● What to work on
Filter the material below down to the lines containing the word "find".

● Input material
━━━━━━━━━━

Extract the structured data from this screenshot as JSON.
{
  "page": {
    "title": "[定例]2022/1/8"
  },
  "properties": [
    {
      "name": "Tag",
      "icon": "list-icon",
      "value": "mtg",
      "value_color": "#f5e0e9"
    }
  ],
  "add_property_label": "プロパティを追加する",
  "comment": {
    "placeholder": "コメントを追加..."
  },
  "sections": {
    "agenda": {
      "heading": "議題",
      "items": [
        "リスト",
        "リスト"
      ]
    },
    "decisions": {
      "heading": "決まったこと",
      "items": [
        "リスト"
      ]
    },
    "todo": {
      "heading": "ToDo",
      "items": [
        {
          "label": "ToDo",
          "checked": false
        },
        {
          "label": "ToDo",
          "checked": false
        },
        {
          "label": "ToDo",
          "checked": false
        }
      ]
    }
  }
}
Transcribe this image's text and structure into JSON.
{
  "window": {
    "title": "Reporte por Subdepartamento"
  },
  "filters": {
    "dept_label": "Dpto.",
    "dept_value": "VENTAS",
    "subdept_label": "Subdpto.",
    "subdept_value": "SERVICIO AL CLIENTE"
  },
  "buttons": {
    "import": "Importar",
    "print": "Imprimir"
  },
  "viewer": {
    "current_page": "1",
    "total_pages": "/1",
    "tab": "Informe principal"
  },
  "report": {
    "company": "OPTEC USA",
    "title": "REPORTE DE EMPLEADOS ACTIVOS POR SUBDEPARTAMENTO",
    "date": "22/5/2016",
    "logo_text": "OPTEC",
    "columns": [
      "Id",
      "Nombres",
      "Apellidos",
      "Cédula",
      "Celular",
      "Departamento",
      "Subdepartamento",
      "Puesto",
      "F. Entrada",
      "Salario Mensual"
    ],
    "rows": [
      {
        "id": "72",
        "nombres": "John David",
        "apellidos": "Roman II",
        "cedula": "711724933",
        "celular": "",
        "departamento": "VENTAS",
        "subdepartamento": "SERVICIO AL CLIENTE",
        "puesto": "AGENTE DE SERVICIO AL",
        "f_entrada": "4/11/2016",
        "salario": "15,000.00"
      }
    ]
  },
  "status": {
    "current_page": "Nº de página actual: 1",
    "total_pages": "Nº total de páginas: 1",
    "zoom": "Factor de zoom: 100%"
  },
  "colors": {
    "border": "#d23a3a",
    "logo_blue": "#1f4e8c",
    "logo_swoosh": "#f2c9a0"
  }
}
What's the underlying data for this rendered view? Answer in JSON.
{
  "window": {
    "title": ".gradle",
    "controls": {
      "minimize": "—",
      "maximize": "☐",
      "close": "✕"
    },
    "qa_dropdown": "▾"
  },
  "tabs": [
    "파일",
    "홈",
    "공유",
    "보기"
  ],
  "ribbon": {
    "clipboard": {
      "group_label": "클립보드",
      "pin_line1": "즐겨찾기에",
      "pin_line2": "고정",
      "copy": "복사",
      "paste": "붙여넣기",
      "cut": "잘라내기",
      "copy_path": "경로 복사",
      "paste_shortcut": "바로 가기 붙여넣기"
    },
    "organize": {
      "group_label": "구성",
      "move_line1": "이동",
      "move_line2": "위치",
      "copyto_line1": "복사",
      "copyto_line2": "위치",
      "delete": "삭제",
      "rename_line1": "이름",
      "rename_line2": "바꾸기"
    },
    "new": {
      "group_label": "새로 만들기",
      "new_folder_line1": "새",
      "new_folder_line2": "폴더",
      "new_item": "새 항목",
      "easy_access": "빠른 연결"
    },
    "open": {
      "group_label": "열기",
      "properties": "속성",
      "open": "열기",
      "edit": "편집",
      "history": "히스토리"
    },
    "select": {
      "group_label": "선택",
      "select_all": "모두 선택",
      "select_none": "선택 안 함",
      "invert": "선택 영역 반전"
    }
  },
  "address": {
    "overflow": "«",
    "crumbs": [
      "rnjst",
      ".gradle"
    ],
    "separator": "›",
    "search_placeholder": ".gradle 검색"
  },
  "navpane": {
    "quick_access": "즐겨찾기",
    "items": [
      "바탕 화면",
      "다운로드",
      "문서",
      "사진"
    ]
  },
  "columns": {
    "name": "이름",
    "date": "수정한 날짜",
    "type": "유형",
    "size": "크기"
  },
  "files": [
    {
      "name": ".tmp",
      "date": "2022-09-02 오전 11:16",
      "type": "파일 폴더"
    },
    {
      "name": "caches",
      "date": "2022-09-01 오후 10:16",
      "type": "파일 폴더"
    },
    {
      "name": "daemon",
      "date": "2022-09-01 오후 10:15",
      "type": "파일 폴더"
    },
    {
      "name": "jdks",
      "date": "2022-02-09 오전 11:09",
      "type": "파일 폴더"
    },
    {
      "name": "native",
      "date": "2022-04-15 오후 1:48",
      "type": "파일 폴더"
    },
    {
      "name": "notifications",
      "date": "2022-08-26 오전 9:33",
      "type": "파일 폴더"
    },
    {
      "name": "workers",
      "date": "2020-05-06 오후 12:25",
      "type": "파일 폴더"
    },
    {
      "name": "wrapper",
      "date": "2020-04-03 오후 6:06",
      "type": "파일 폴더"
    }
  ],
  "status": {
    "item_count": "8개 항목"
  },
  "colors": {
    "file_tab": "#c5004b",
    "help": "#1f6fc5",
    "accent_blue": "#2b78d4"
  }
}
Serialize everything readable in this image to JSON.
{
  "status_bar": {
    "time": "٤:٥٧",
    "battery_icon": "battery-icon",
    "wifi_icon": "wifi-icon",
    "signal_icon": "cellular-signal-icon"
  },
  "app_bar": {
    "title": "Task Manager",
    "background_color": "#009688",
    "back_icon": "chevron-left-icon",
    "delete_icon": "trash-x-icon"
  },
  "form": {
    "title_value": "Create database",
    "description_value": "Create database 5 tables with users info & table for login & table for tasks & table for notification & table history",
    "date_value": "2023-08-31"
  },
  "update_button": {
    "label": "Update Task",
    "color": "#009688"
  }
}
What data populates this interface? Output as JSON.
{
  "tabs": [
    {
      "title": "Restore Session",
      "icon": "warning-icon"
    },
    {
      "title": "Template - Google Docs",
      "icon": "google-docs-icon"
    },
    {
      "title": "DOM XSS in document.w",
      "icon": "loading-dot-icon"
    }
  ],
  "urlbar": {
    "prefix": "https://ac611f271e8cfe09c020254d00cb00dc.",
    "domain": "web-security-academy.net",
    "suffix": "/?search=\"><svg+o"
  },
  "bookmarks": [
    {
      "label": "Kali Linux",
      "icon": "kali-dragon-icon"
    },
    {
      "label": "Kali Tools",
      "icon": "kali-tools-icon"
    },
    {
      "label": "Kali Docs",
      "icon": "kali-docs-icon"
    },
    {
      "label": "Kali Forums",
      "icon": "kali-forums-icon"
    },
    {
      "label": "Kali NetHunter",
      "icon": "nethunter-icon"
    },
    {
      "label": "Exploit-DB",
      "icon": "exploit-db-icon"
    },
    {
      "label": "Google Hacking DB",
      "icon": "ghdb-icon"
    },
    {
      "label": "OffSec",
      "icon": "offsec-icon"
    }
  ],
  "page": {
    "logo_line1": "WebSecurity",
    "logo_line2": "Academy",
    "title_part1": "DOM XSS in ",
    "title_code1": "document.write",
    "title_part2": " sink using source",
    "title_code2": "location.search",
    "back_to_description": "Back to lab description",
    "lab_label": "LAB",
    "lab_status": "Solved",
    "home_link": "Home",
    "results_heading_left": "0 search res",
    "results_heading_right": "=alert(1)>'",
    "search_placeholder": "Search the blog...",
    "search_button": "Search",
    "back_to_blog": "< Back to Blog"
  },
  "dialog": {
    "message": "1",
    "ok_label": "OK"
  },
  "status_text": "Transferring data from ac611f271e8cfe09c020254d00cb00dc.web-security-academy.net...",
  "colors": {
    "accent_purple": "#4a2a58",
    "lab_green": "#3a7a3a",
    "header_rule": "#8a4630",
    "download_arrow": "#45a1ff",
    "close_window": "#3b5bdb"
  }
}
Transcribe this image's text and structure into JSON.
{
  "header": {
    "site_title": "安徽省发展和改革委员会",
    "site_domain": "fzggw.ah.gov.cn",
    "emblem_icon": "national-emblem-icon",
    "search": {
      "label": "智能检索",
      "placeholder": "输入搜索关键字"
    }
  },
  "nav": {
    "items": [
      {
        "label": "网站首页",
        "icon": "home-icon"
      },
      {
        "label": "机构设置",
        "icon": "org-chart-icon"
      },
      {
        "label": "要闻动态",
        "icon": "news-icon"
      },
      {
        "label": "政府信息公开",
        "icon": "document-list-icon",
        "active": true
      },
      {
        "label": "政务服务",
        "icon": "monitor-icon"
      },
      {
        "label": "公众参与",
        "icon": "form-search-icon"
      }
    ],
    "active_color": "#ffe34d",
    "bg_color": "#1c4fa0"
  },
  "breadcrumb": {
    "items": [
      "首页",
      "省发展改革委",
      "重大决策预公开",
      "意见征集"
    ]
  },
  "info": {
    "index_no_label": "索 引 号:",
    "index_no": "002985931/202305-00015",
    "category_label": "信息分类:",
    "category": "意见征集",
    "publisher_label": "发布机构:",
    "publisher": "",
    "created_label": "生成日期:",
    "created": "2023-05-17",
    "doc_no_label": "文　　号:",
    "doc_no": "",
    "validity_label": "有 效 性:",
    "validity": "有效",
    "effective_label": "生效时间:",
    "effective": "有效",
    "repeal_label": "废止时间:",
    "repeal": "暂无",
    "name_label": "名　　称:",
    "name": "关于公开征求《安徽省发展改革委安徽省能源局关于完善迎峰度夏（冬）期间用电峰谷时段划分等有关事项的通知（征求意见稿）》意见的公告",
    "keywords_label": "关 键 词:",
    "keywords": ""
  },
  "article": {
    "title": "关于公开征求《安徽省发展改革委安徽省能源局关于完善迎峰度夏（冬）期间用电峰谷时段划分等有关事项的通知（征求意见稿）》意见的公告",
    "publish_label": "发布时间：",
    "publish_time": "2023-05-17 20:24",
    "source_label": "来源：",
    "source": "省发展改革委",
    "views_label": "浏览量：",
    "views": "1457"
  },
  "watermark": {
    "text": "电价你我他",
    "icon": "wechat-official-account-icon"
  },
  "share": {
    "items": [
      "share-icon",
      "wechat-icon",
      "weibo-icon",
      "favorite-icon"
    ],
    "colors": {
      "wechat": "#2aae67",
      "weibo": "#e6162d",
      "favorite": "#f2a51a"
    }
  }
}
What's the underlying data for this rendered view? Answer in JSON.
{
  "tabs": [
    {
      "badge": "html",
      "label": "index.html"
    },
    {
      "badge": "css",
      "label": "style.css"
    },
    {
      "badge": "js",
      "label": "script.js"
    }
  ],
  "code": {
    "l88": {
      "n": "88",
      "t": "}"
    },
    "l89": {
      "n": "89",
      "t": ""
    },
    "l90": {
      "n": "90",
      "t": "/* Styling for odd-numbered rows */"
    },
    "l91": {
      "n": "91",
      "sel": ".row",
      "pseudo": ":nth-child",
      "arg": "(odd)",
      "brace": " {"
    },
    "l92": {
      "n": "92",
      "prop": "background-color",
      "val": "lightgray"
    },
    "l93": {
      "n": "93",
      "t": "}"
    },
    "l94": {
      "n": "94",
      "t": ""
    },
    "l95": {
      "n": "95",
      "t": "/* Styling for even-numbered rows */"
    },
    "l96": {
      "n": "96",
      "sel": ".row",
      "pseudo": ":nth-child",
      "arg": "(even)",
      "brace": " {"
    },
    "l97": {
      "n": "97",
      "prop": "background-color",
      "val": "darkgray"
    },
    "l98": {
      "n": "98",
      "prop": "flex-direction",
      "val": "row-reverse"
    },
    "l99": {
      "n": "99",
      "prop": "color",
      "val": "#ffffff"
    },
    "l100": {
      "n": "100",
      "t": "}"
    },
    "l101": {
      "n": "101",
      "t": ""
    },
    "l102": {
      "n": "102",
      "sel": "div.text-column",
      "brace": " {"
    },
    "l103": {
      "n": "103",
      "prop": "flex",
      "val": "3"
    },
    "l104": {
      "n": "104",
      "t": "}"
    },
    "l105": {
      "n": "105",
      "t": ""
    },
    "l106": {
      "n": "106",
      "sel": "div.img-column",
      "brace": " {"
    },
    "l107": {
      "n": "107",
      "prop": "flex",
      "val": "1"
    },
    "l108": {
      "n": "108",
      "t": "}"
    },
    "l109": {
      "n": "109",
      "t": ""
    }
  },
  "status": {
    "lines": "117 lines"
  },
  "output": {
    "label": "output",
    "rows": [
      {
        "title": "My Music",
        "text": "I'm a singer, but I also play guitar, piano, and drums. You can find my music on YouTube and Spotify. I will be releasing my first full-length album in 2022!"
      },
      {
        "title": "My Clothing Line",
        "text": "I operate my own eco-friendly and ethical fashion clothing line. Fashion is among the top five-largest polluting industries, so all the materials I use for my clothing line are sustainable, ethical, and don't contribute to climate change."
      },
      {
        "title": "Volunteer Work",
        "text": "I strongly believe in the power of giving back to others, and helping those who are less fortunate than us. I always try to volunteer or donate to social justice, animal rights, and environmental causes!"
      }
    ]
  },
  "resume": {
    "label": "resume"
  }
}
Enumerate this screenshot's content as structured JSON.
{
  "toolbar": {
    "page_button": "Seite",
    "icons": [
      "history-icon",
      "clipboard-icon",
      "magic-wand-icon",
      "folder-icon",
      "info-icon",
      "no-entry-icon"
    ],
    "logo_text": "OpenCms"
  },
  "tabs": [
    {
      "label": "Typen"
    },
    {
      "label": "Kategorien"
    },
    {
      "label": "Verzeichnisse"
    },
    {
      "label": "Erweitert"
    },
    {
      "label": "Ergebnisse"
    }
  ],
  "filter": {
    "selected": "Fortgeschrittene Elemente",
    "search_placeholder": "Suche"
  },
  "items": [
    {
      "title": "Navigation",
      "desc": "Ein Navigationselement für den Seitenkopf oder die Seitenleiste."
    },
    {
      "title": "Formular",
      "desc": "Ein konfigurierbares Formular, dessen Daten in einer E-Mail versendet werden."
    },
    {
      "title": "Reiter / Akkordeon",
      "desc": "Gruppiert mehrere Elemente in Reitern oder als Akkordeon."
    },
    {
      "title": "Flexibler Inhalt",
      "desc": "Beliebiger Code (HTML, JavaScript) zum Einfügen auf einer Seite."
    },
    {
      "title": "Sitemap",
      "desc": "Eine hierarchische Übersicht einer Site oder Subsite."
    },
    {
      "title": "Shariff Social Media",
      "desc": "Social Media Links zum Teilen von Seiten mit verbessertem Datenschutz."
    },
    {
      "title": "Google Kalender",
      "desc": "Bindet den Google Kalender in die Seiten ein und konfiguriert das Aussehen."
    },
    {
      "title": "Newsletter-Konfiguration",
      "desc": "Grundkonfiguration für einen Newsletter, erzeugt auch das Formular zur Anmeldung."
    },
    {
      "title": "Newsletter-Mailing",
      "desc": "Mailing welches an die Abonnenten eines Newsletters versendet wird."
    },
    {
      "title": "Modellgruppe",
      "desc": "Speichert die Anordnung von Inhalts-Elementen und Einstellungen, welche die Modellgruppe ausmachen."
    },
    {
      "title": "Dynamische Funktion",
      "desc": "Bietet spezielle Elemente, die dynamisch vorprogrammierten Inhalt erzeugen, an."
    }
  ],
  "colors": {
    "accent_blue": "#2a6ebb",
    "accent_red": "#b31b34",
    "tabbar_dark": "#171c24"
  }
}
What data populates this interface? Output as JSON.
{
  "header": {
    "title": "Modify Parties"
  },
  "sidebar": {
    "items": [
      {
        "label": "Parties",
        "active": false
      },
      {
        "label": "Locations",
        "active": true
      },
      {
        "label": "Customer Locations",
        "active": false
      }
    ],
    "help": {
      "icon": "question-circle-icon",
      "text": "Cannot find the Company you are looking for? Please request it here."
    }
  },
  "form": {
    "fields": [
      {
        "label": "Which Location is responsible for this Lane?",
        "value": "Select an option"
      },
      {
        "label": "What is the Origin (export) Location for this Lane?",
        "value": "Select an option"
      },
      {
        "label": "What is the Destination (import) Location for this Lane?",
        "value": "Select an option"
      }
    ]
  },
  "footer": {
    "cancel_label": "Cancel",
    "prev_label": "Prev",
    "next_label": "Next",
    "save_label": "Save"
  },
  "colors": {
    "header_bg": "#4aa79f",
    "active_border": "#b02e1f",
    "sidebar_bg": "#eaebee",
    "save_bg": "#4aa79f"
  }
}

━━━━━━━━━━

● Task result
        "text": "I'm a singer, but I also play guitar, piano, and drums. You can find my music on YouTube and Spotify. I will be releasing my first full-length album in 2022!"
      "text": "Cannot find the Company you are looking for? Please request it here."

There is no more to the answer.